Despite my interest in Reich/Lowen I haven't ever read one of the newer trauma guys cover-to-cover. If you have, having read this Treleaven book, how does it compare to Levine/van der Kolk/Berceli in general education about trauma? In other words, would I be better off reading them and then skipping to the Treleaven chapters especially about meditation?

You might be.   I've read most of In An Unspoken Voice by Levine, and it covered all the trauma theory from Treleaven and with more detail.  It's also worth noting that the Treleaven book is aimed primarily at yoga and meditation instructors, and has a lot of stuff on screening your students and stretching your worldview to accommodate types of trauma that you haven't personally encountered.  That's not that applicable for the individual practitioner.
It seems only a little unfair to say that this book seems like dharma lite mixed with an understanding of trauma. Still, that is useful. Yet, I can imagine a dharma industrial strength mixed with an understanding of trauma. With hit tracks such as "jhanas and trauma", "trauma and higher paths", "trauma work during the progress of insight", "trauma's relation to a sense of separate permanent self", etc.

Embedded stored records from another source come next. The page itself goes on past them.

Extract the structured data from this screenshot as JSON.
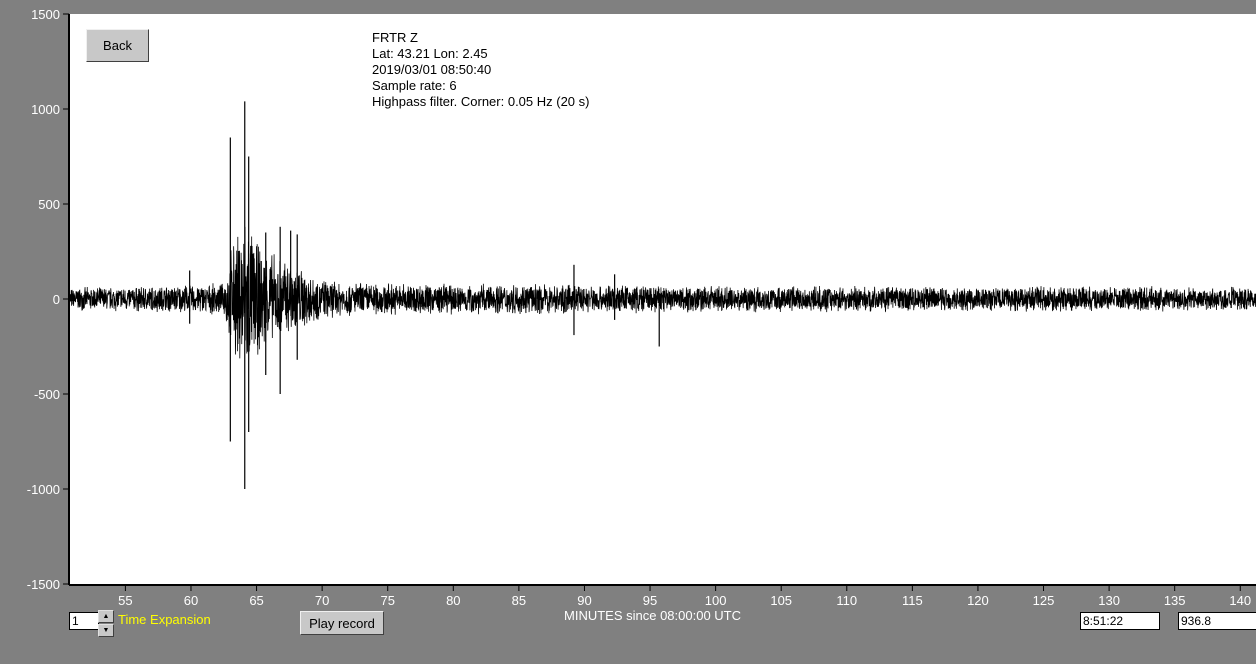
{
  "back_label": "Back",
  "info": {
    "station": "FRTR  Z",
    "latlon": "Lat: 43.21 Lon: 2.45",
    "datetime": "2019/03/01 08:50:40",
    "sample_rate": "Sample rate: 6",
    "filter": "Highpass filter. Corner: 0.05 Hz (20 s)"
  },
  "controls": {
    "time_expansion_value": "1",
    "time_expansion_label": "Time Expansion",
    "play_label": "Play record",
    "cursor_time": "8:51:22",
    "cursor_value": "936.8"
  },
  "colors": {
    "background": "#808080",
    "plot_bg": "#ffffff",
    "trace": "#000000",
    "label_text": "#ffffff",
    "time_expansion_text": "#ffff00"
  },
  "chart_data": {
    "type": "line",
    "xlabel": "MINUTES since 08:00:00 UTC",
    "ylabel": "",
    "xlim": [
      50.7,
      141.2
    ],
    "ylim": [
      -1500,
      1500
    ],
    "xticks": [
      55,
      60,
      65,
      70,
      75,
      80,
      85,
      90,
      95,
      100,
      105,
      110,
      115,
      120,
      125,
      130,
      135,
      140
    ],
    "yticks": [
      1500,
      1000,
      500,
      0,
      -500,
      -1000,
      -1500
    ],
    "grid": false,
    "series": [
      {
        "envelope": [
          [
            50.7,
            60
          ],
          [
            52,
            65
          ],
          [
            55,
            70
          ],
          [
            60,
            80
          ],
          [
            62.5,
            85
          ],
          [
            63.1,
            300
          ],
          [
            63.5,
            350
          ],
          [
            64.1,
            500
          ],
          [
            65,
            320
          ],
          [
            66,
            260
          ],
          [
            67,
            230
          ],
          [
            68,
            200
          ],
          [
            69,
            150
          ],
          [
            70,
            110
          ],
          [
            72,
            95
          ],
          [
            75,
            90
          ],
          [
            80,
            85
          ],
          [
            85,
            85
          ],
          [
            90,
            80
          ],
          [
            95,
            80
          ],
          [
            100,
            75
          ],
          [
            110,
            70
          ],
          [
            120,
            70
          ],
          [
            130,
            70
          ],
          [
            141.2,
            70
          ]
        ],
        "spikes": [
          [
            59.9,
            150
          ],
          [
            59.9,
            -130
          ],
          [
            63.0,
            850
          ],
          [
            63.0,
            -750
          ],
          [
            64.1,
            1040
          ],
          [
            64.1,
            -1000
          ],
          [
            64.4,
            750
          ],
          [
            64.4,
            -700
          ],
          [
            65.7,
            350
          ],
          [
            65.7,
            -400
          ],
          [
            66.8,
            380
          ],
          [
            66.8,
            -500
          ],
          [
            67.6,
            360
          ],
          [
            68.1,
            340
          ],
          [
            68.1,
            -320
          ],
          [
            89.2,
            180
          ],
          [
            89.2,
            -190
          ],
          [
            92.3,
            130
          ],
          [
            92.3,
            -110
          ],
          [
            95.7,
            -250
          ]
        ]
      }
    ]
  }
}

I'd love to see that too.  Hopefully at some point they'll actually start to figure out some of the neurology involved here and start mapping how it relates to both insight and psychology.  I think there's a decent chance that some psychological treatments are already relying on similar methods to meditation -- e.g. the rapid bilateral eye/hand movements in EMDR making it easier to see the impermanence of the associated memories, or ketamine diffusion therapies possibly being similar to processing stuff in jhana.  

Another thing that somatic experiencing stresses that's not as emphasised in the meditation stuff I've seen is the idea of integration -- that not only is it important to discharge the fight/flight/freeze responses, but it's also important to link it in well with the different senses, with motor/movement, and with speech and being able to talk with others.  I've recently had a particular "sense of self" come up in a way that's trauma linked, and it's been really interesting to see what issues remain even now that it seems to not be in hyperarousal.  I've noticed that "listening from" that sense of self it's much harder than normal to understand English accents or to follow multiple people in conversation.  "Speaking from" it is difficult too -- I used to have a stutter as a kid, and it seems to still be present there.  And "acting as" it is also difficult and frustrating in terms of not being able to fluidly switch activities as needed.  

RE: Trauma-Sensitive Mindfulness: Practices for Safe and Transformative Hea
Answer
6/28/18 6:37 PM as a reply to Dada Kind.
I am about three hours into the audiobook and really appreciating it given its scope and focus, which is on an area that clearly has been neglected.